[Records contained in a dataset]
◇ ◇ ◇ ◇ ◇ ◇ ◇

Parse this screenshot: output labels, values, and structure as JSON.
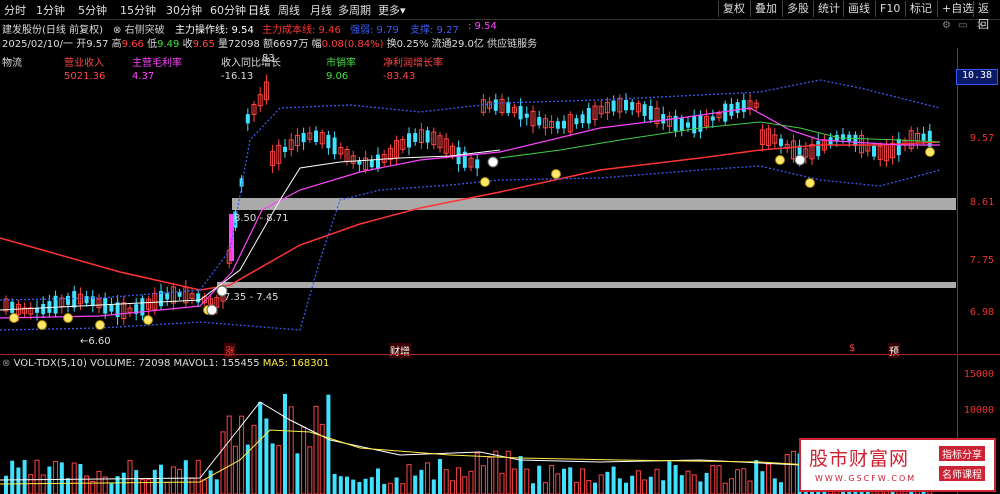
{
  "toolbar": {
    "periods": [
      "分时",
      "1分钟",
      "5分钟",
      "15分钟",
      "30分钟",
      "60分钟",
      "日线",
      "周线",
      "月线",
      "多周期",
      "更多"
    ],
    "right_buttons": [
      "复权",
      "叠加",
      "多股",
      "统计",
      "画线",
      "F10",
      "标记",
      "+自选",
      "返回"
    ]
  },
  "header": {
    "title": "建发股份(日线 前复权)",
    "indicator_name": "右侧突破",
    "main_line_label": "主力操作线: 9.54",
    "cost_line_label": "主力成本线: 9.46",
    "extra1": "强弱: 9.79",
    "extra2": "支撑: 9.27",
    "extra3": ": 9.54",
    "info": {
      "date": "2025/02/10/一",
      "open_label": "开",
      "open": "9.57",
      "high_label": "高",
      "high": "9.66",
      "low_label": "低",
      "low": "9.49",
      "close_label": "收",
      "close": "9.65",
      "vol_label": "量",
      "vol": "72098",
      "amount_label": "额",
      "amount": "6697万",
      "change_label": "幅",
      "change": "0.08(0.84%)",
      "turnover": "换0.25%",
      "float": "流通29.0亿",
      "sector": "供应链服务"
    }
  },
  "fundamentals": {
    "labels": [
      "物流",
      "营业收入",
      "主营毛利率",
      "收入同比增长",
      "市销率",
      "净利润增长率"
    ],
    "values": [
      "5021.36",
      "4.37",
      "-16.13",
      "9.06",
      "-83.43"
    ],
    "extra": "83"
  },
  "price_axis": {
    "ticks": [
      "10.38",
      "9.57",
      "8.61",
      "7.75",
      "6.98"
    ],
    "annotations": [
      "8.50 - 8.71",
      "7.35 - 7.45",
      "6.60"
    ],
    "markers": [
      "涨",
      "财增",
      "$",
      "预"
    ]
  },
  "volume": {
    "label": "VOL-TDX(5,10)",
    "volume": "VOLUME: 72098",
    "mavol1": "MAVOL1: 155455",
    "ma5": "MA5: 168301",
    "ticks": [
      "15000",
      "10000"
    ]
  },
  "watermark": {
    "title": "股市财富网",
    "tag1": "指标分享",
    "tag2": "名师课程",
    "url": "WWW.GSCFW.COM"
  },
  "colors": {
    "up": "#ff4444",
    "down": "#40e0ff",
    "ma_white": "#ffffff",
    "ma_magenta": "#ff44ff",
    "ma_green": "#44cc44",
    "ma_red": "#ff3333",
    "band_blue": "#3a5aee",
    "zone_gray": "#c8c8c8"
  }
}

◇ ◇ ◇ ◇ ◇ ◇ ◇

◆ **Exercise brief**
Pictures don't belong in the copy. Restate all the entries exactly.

◆ **Result for this task**
Parse this screenshot: output labels, values, and structure as JSON.
{
  "toolbar": {
    "periods": [
      "分时",
      "1分钟",
      "5分钟",
      "15分钟",
      "30分钟",
      "60分钟",
      "日线",
      "周线",
      "月线",
      "多周期",
      "更多"
    ],
    "right_buttons": [
      "复权",
      "叠加",
      "多股",
      "统计",
      "画线",
      "F10",
      "标记",
      "+自选",
      "返回"
    ]
  },
  "header": {
    "title": "建发股份(日线 前复权)",
    "indicator_name": "右侧突破",
    "main_line_label": "主力操作线: 9.54",
    "cost_line_label": "主力成本线: 9.46",
    "extra1": "强弱: 9.79",
    "extra2": "支撑: 9.27",
    "extra3": ": 9.54",
    "info": {
      "date": "2025/02/10/一",
      "open_label": "开",
      "open": "9.57",
      "high_label": "高",
      "high": "9.66",
      "low_label": "低",
      "low": "9.49",
      "close_label": "收",
      "close": "9.65",
      "vol_label": "量",
      "vol": "72098",
      "amount_label": "额",
      "amount": "6697万",
      "change_label": "幅",
      "change": "0.08(0.84%)",
      "turnover": "换0.25%",
      "float": "流通29.0亿",
      "sector": "供应链服务"
    }
  },
  "fundamentals": {
    "labels": [
      "物流",
      "营业收入",
      "主营毛利率",
      "收入同比增长",
      "市销率",
      "净利润增长率"
    ],
    "values": [
      "5021.36",
      "4.37",
      "-16.13",
      "9.06",
      "-83.43"
    ],
    "extra": "83"
  },
  "price_axis": {
    "ticks": [
      "10.38",
      "9.57",
      "8.61",
      "7.75",
      "6.98"
    ],
    "annotations": [
      "8.50 - 8.71",
      "7.35 - 7.45",
      "6.60"
    ],
    "markers": [
      "涨",
      "财增",
      "$",
      "预"
    ]
  },
  "volume": {
    "label": "VOL-TDX(5,10)",
    "volume": "VOLUME: 72098",
    "mavol1": "MAVOL1: 155455",
    "ma5": "MA5: 168301",
    "ticks": [
      "15000",
      "10000"
    ]
  },
  "watermark": {
    "title": "股市财富网",
    "tag1": "指标分享",
    "tag2": "名师课程",
    "url": "WWW.GSCFW.COM"
  },
  "colors": {
    "up": "#ff4444",
    "down": "#40e0ff",
    "ma_white": "#ffffff",
    "ma_magenta": "#ff44ff",
    "ma_green": "#44cc44",
    "ma_red": "#ff3333",
    "band_blue": "#3a5aee",
    "zone_gray": "#c8c8c8"
  }
}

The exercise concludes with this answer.